### Data supplied
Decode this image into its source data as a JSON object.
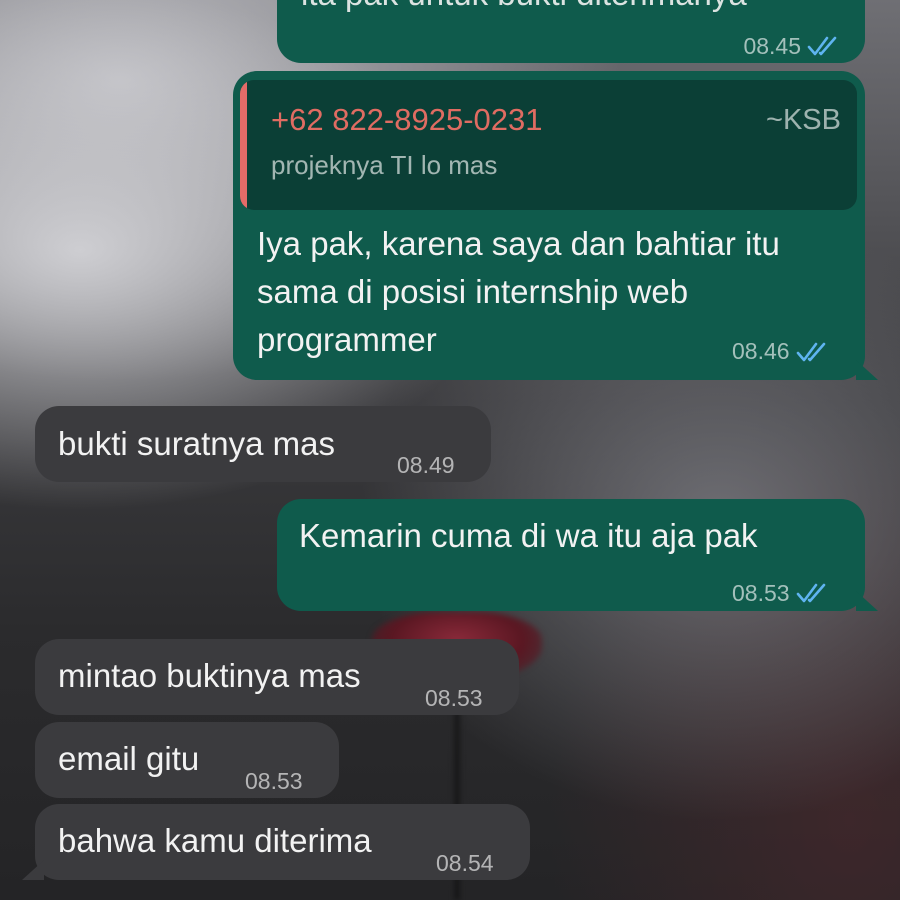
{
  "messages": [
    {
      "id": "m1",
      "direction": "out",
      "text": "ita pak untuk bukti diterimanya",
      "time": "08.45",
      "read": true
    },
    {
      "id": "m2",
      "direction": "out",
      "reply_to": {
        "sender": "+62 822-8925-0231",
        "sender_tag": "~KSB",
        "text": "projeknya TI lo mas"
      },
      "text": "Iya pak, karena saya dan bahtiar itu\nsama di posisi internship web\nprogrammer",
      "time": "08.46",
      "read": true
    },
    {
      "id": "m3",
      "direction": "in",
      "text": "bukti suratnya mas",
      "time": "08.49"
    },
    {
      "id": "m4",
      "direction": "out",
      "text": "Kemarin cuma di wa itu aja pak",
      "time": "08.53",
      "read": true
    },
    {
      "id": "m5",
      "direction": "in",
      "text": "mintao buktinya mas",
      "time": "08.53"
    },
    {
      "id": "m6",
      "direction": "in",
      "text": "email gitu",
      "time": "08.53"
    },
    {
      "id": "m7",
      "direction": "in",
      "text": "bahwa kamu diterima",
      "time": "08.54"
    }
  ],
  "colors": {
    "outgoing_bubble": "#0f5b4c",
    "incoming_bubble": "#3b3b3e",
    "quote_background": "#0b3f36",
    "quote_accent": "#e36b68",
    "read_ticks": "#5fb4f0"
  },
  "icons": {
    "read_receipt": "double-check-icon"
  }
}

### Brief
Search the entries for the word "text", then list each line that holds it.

### Answer
      "text": "ita pak untuk bukti diterimanya",
        "text": "projeknya TI lo mas"
      "text": "Iya pak, karena saya dan bahtiar itu\nsama di posisi internship web\nprogrammer",
      "text": "bukti suratnya mas",
      "text": "Kemarin cuma di wa itu aja pak",
      "text": "mintao buktinya mas",
      "text": "email gitu",
      "text": "bahwa kamu diterima",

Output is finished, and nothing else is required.